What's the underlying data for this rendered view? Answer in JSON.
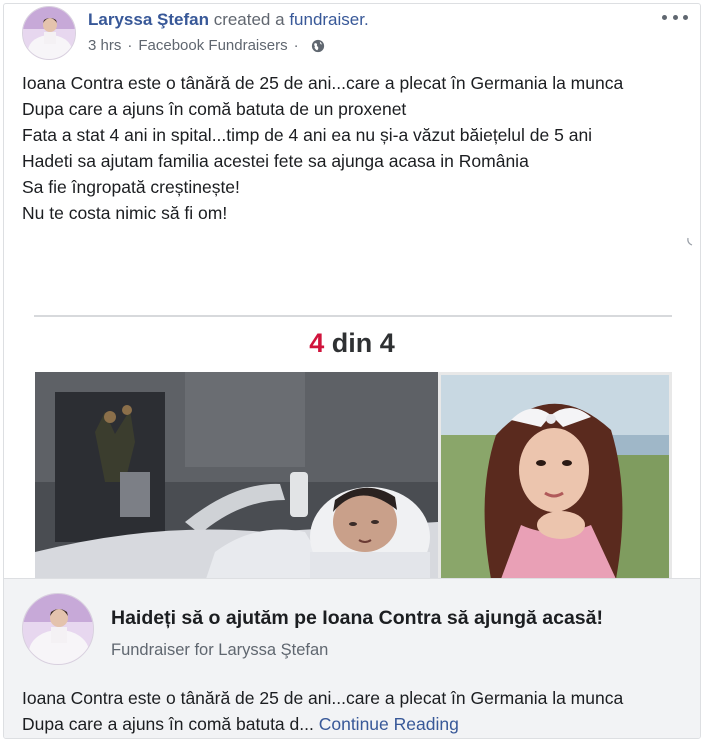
{
  "header": {
    "author": "Laryssa Ştefan",
    "verb": "created a",
    "object": "fundraiser.",
    "time": "3 hrs",
    "separator": "·",
    "source": "Facebook Fundraisers",
    "audience_icon": "globe-icon",
    "more_icon": "more-options-icon"
  },
  "post": {
    "lines": [
      "Ioana Contra este o tânără de 25 de ani...care a plecat în Germania la munca",
      "Dupa care a ajuns în comă batuta de un proxenet",
      "Fata a stat 4 ani in spital...timp de 4 ani ea nu și-a văzut băiețelul de 5 ani",
      "Hadeti sa ajutam familia acestei fete sa ajunga acasa in România",
      "Sa fie îngropată creștinește!",
      "Nu te costa nimic să fi om!"
    ]
  },
  "image": {
    "headline_accent": "4",
    "headline_rest": " din 4"
  },
  "fundraiser": {
    "title": "Haideți să o ajutăm pe Ioana Contra să ajungă acasă!",
    "subtitle": "Fundraiser for Laryssa Ştefan",
    "desc_line1": "Ioana Contra este o tânără de 25 de ani...care a plecat în Germania la munca",
    "desc_line2": "Dupa care a ajuns în comă batuta d...",
    "continue_label": "Continue Reading"
  },
  "colors": {
    "link": "#385898",
    "accent": "#d0143c",
    "meta": "#606770"
  }
}
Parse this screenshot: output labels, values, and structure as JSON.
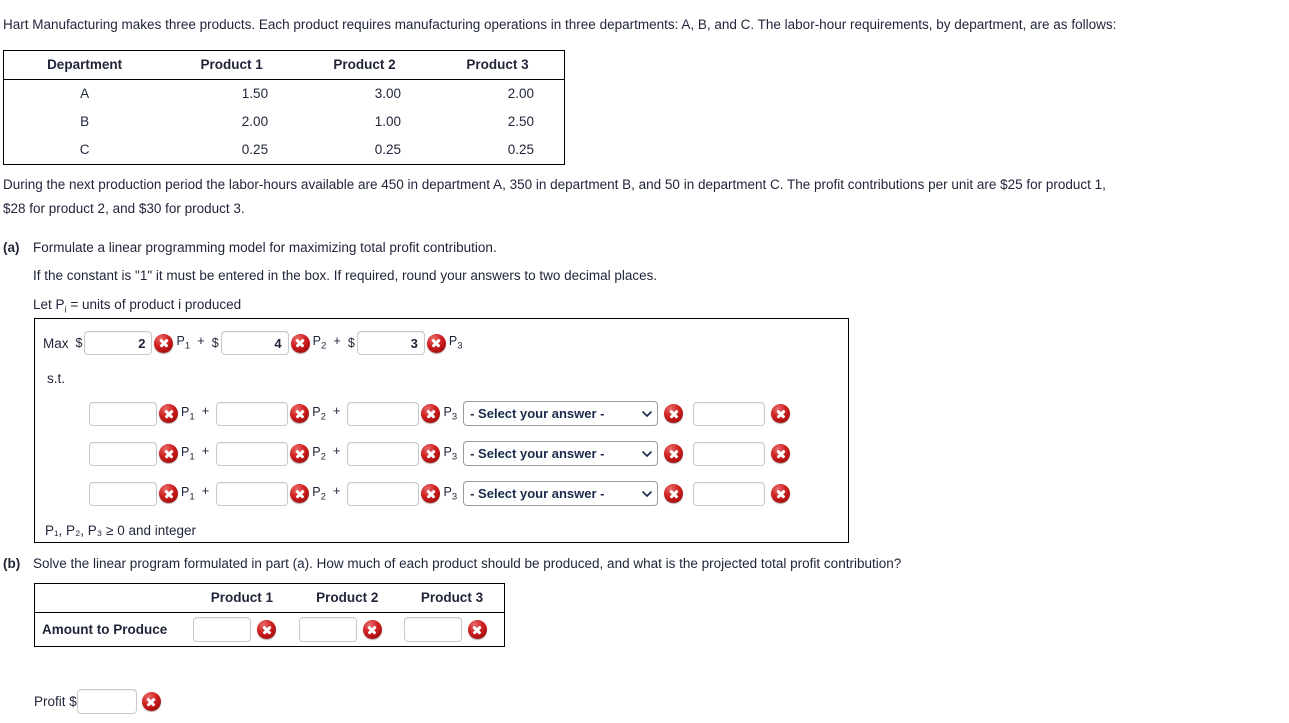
{
  "intro": {
    "paragraph": "Hart Manufacturing makes three products. Each product requires manufacturing operations in three departments: A, B, and C. The labor-hour requirements, by department, are as follows:"
  },
  "requirements_table": {
    "headers": [
      "Department",
      "Product 1",
      "Product 2",
      "Product 3"
    ],
    "rows": [
      {
        "department": "A",
        "p1": "1.50",
        "p2": "3.00",
        "p3": "2.00"
      },
      {
        "department": "B",
        "p1": "2.00",
        "p2": "1.00",
        "p3": "2.50"
      },
      {
        "department": "C",
        "p1": "0.25",
        "p2": "0.25",
        "p3": "0.25"
      }
    ]
  },
  "availability": {
    "line1": "During the next production period the labor-hours available are 450 in department A, 350 in department B, and 50 in department C. The profit contributions per unit are $25 for product 1,",
    "line2": "$28 for product 2, and $30 for product 3."
  },
  "part_a": {
    "label": "(a)",
    "prompt": "Formulate a linear programming model for maximizing total profit contribution.",
    "note": "If the constant is \"1\" it must be entered in the box. If required, round your answers to two decimal places.",
    "definition_prefix": "Let P",
    "definition_sub": "i",
    "definition_suffix": " = units of product i produced",
    "objective": {
      "max_label": "Max",
      "currency": "$",
      "plus": "+",
      "terms": [
        {
          "value": "2",
          "var": "P",
          "sub": "1"
        },
        {
          "value": "4",
          "var": "P",
          "sub": "2"
        },
        {
          "value": "3",
          "var": "P",
          "sub": "3"
        }
      ]
    },
    "st_label": "s.t.",
    "select_placeholder": "- Select your answer -",
    "constraints": [
      {
        "c1": "",
        "c2": "",
        "c3": "",
        "relation": "- Select your answer -",
        "rhs": ""
      },
      {
        "c1": "",
        "c2": "",
        "c3": "",
        "relation": "- Select your answer -",
        "rhs": ""
      },
      {
        "c1": "",
        "c2": "",
        "c3": "",
        "relation": "- Select your answer -",
        "rhs": ""
      }
    ],
    "term_vars": [
      {
        "var": "P",
        "sub": "1"
      },
      {
        "var": "P",
        "sub": "2"
      },
      {
        "var": "P",
        "sub": "3"
      }
    ],
    "nonnegativity": "P₁, P₂, P₃ ≥ 0 and integer"
  },
  "part_b": {
    "label": "(b)",
    "prompt": "Solve the linear program formulated in part (a). How much of each product should be produced, and what is the projected total profit contribution?",
    "table": {
      "headers": [
        "",
        "Product 1",
        "Product 2",
        "Product 3"
      ],
      "row_label": "Amount to Produce",
      "values": [
        "",
        "",
        ""
      ]
    },
    "profit_label": "Profit $",
    "profit_value": ""
  },
  "icons": {
    "error": "error-x-icon",
    "chevron": "chevron-down-icon"
  },
  "colors": {
    "text": "#1f2438",
    "error_red": "#c01818",
    "select_text": "#1b2a4a",
    "border": "#000000"
  }
}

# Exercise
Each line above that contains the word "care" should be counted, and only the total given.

# Task result
4